United Nations World Water Development Report 2017
Globally, over 80% of all wastewater is discharged without treatment. This report of the UN World Water Assessment Programme assesses the problem of wastewater per sector and per region. We recommend chapter 9 on Regional Aspects, Africa, and chapter 16 on Water Reuse and Cost Recovery, and chapter 17 on Knowledge, Innovation, Research and Capacity Development.
Abstract from the Executive Summary: regional perspectives (Africa)
"One of the main challenges related to wastewater in Africa is the overall lack of infrastructure for collection and treatment, which results in the pollution of often-limited surface and groundwater resources. African cities are growing quickly, and their current water management systems cannot keep up with the growing demand. However, this situation provides opportunities from improved urban wastewater management using multi-purpose technologies for water reuse and the recovery of useful by-products. Strong advocacy is needed to convince policy-makers of the phenomenal ‘cost of inaction’ in terms of socio-economic development, environmental quality and human health."
Abstract from the Executive Summary: Cost recovery and appropriate financing mechanisms
"Decentralized wastewater treatment systems can be used to offset some financial problems generated by centralized systems. When properly designed and implemented, such low-cost technologies can provide satisfactory results in terms of effluent quality, although they too require an appropriate level of operation and maintenance in order to avoid system failure.
Wastewater use can add new revenue streams to wastewater treatment, particularly under conditions of recurring or chronic water scarcity. Several different business models have been implemented where cost and value recovery offer a significant advantage from a financial perspective. However, revenues from the sale of treated wastewater alone are not generally adequate to cover the operational and maintenance costs of the water treatment facility itself. The recovery of nutrients (mainly phosphorus and nitrogen) and energy can add significant new value streams to improve the proposition of cost recovery.

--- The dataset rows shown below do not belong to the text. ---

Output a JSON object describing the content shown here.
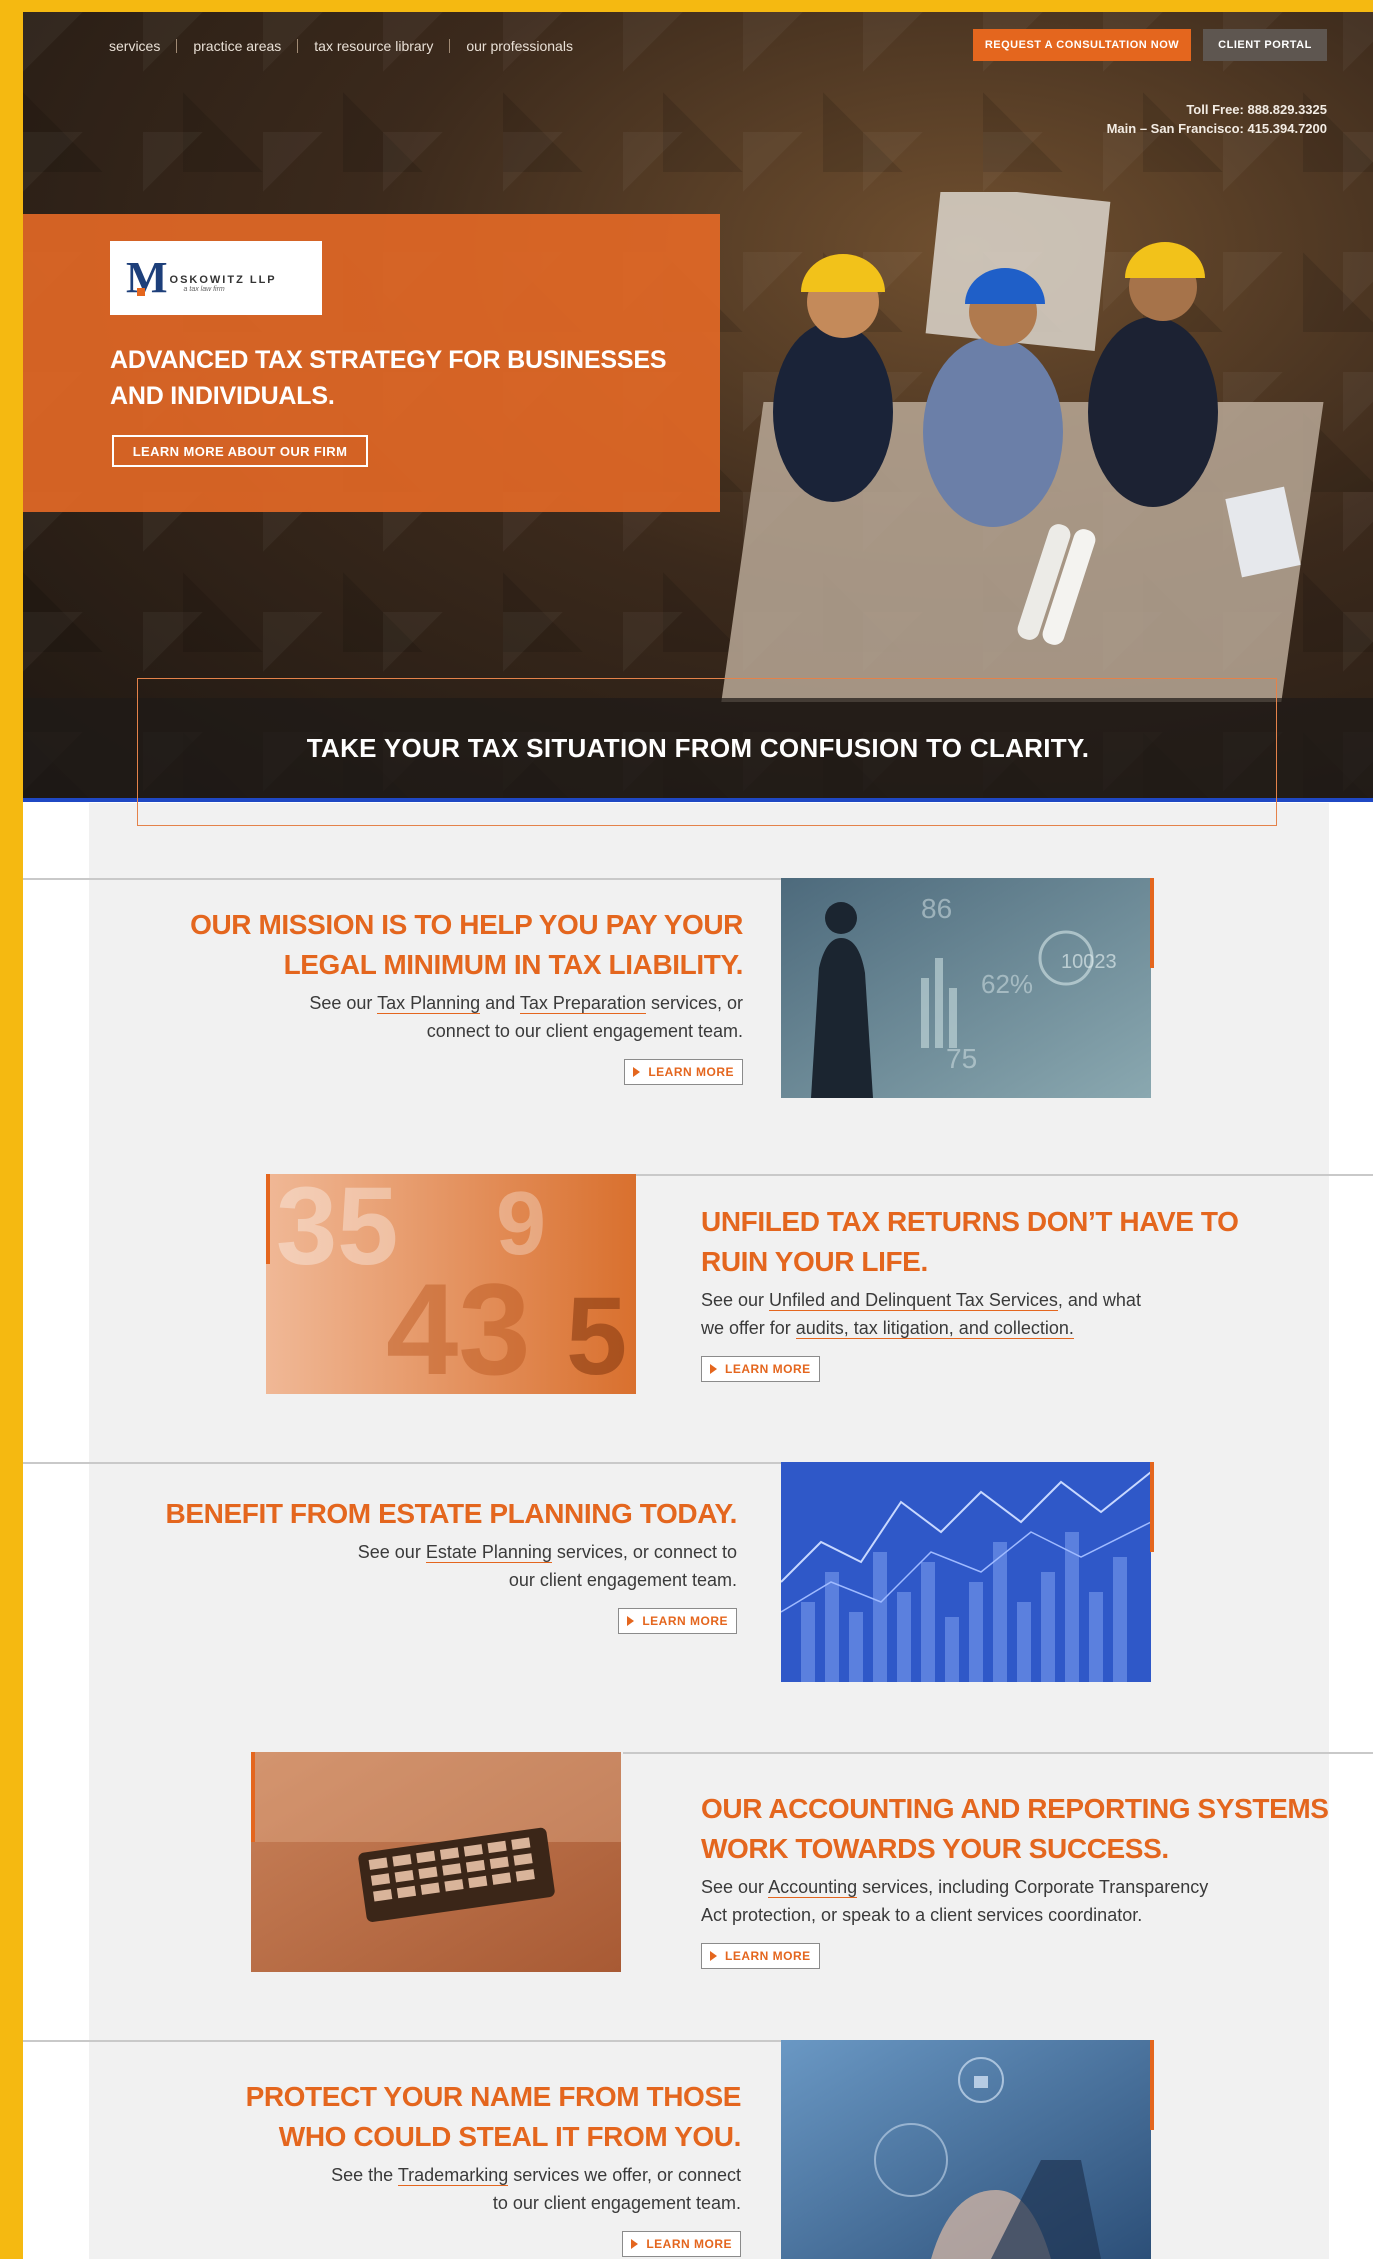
{
  "nav": {
    "items": [
      "services",
      "practice areas",
      "tax resource library",
      "our professionals"
    ],
    "consult_label": "REQUEST A CONSULTATION NOW",
    "portal_label": "CLIENT PORTAL"
  },
  "contact": {
    "toll_free": "Toll Free: 888.829.3325",
    "main": "Main – San Francisco: 415.394.7200"
  },
  "hero": {
    "logo_name": "OSKOWITZ LLP",
    "logo_tag": "a tax law firm",
    "headline": "ADVANCED TAX STRATEGY FOR BUSINESSES AND INDIVIDUALS.",
    "learn_firm_label": "LEARN MORE ABOUT OUR FIRM",
    "tagline": "TAKE YOUR TAX SITUATION FROM CONFUSION TO CLARITY."
  },
  "learn_more_label": "LEARN MORE",
  "sections": [
    {
      "title_lines": [
        "OUR MISSION IS TO HELP YOU PAY YOUR",
        "LEGAL MINIMUM IN TAX LIABILITY."
      ],
      "desc": {
        "pre": "See our ",
        "link1": "Tax Planning",
        "mid": " and ",
        "link2": "Tax Preparation",
        "post1": " services, or",
        "line2": "connect to our client engagement team."
      }
    },
    {
      "title_lines": [
        "UNFILED TAX RETURNS DON’T HAVE TO",
        "RUIN YOUR LIFE."
      ],
      "desc": {
        "pre": "See our ",
        "link1": "Unfiled and Delinquent Tax Services",
        "post1": ", and what",
        "line2_pre": "we offer for ",
        "link2": "audits, tax litigation, and collection."
      }
    },
    {
      "title_lines": [
        "BENEFIT FROM ESTATE PLANNING TODAY."
      ],
      "desc": {
        "pre": "See our ",
        "link1": "Estate Planning",
        "post1": " services, or connect to",
        "line2": "our client engagement team."
      }
    },
    {
      "title_lines": [
        "OUR ACCOUNTING AND REPORTING SYSTEMS",
        "WORK TOWARDS YOUR SUCCESS."
      ],
      "desc": {
        "pre": "See our ",
        "link1": "Accounting",
        "post1": " services, including Corporate Transparency",
        "line2": "Act protection, or speak to a client services coordinator."
      }
    },
    {
      "title_lines": [
        "PROTECT YOUR NAME FROM THOSE",
        "WHO COULD STEAL IT FROM YOU."
      ],
      "desc": {
        "pre": "See the ",
        "link1": "Trademarking",
        "post1": " services we offer, or connect",
        "line2": "to our client engagement team."
      }
    }
  ],
  "image_labels": {
    "mission_numbers": [
      "86",
      "62%",
      "10023",
      "75"
    ]
  },
  "colors": {
    "accent": "#e4661e",
    "frame": "#f5b911",
    "navy": "#1d3f7a",
    "blue_rule": "#1f48c4"
  }
}
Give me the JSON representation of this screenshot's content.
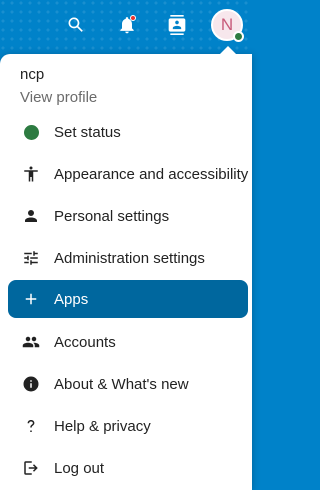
{
  "header": {
    "avatar_initial": "N",
    "colors": {
      "primary": "#0082c9",
      "active_item": "#00679e",
      "status_online": "#2d7b41",
      "notification": "#e9322d"
    }
  },
  "profile": {
    "name": "ncp",
    "link": "View profile"
  },
  "menu": {
    "items": [
      {
        "label": "Set status",
        "icon": "status-dot-icon"
      },
      {
        "label": "Appearance and accessibility",
        "icon": "accessibility-icon"
      },
      {
        "label": "Personal settings",
        "icon": "person-icon"
      },
      {
        "label": "Administration settings",
        "icon": "tune-icon"
      },
      {
        "label": "Apps",
        "icon": "plus-icon",
        "active": true
      },
      {
        "label": "Accounts",
        "icon": "accounts-icon"
      },
      {
        "label": "About & What's new",
        "icon": "info-icon"
      },
      {
        "label": "Help & privacy",
        "icon": "help-icon"
      },
      {
        "label": "Log out",
        "icon": "logout-icon"
      }
    ]
  }
}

Although revenues from wastewater use and resource recovery may not always cover their extra costs, the benefits from investments in water reuse may compare well with the cost of dams, desalination, inter-basin transfers, and other options to increase water availability."